Elephant Refugees Face Mob

credit: Aditya Chandra Panda.
A prime example of the plight of elephants in overpopulated India is taking place in the state of Orissa.  A herd of twenty-five [photo] is trapped in small patches of forest in Athgarh, a heavily populated area.  Human mobs gather when the elephants leave the forest patches in the evening to forage for food.   They are force to consume what ever they can find including crops which inevitably  brings them into conflict with homo sapiens.  The mobs harass the elephants and pelt them with stones forcing them back into the trees.  Humans as well as elephants have died in the conflict.  A wildlife official called them "giant refugees" since their forest home has largely been destroyed by human agriculture.  The herd originally lived in the Chandaka-Dampara Wildlife Sanctuary.  The protected area had a population of ninety elephants in 2001, in 2014 there were only eight remaining in the sanctuary.  The Athgarh herd was unforntunate as it did not reach the relative safety of remnant forest.  Migrating elephants have to navigate a confusing and frightening patchwork of roads, settlements, and industry to reach safety.  This situation is occurring all over India.  Mongabay has a video of the  homeless elephants facing an angry mob.

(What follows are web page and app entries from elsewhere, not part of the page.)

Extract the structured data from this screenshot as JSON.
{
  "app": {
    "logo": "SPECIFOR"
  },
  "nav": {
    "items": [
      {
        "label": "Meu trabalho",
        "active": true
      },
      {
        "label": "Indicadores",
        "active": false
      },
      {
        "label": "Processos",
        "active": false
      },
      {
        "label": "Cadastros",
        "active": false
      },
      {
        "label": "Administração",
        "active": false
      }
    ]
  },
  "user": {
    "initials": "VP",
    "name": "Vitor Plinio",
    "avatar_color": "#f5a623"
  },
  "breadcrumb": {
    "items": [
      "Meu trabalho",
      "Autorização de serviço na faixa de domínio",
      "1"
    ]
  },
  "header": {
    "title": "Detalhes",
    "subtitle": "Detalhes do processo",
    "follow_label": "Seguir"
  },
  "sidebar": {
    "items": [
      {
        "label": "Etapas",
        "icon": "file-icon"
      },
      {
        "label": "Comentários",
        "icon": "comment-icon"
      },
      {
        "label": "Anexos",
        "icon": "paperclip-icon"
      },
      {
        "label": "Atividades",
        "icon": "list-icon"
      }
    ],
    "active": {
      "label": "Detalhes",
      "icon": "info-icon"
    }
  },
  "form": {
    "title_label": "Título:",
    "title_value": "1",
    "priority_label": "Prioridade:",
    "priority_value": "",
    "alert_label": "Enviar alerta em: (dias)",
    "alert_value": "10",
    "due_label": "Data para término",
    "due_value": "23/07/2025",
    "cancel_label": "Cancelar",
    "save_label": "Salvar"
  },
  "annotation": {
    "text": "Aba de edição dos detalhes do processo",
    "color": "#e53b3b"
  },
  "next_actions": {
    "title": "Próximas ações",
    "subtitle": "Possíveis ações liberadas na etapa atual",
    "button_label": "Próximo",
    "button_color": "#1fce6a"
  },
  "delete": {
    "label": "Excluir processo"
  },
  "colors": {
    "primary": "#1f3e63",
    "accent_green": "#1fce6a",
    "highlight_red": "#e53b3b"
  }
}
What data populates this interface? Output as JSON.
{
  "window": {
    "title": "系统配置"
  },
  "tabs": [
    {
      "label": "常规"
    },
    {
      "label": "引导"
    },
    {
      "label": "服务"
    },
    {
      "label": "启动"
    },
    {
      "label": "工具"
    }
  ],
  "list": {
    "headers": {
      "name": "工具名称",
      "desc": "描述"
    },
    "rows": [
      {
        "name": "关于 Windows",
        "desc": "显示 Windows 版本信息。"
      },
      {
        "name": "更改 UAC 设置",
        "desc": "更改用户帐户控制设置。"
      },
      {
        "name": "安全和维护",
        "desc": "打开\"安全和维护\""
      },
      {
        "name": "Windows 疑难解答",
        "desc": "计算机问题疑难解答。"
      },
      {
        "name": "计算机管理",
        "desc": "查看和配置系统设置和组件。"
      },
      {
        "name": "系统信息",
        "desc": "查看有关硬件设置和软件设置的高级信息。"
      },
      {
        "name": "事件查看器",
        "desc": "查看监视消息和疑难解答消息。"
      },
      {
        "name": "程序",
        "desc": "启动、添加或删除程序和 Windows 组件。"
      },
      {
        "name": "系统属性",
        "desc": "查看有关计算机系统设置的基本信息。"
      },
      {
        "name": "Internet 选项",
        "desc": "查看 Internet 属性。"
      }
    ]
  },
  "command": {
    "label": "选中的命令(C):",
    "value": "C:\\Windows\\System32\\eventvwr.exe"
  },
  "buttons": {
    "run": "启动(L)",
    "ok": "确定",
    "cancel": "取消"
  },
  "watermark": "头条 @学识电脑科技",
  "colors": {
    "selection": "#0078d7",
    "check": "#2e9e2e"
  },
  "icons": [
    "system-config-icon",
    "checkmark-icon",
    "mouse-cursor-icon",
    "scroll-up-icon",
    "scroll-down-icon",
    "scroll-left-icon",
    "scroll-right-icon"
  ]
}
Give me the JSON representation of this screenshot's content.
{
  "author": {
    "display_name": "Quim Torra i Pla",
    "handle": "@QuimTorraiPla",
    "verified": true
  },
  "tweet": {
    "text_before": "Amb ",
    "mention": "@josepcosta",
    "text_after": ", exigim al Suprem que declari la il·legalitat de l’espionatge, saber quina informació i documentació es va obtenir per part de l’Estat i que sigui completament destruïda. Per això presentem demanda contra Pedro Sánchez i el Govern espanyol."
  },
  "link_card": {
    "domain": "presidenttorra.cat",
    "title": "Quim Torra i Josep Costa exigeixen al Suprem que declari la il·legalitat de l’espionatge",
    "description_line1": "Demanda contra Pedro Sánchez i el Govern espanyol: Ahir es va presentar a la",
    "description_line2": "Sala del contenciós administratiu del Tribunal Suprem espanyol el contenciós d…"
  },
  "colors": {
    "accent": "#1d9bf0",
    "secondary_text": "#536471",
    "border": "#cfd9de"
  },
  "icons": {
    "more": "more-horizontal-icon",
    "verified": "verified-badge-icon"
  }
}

Even more regrettable is that harassing homeless elephants and their calves has become a past-time with bored humans.  Sometimes the torment can go on for hours.  Wildlife advocates want the Chandaka-Dampara sanctuary restored to these intelligent animals who have no where else to go.  Connectivity with other protected areas also needs to be established and improved.  Official response to the problem has been nil until now.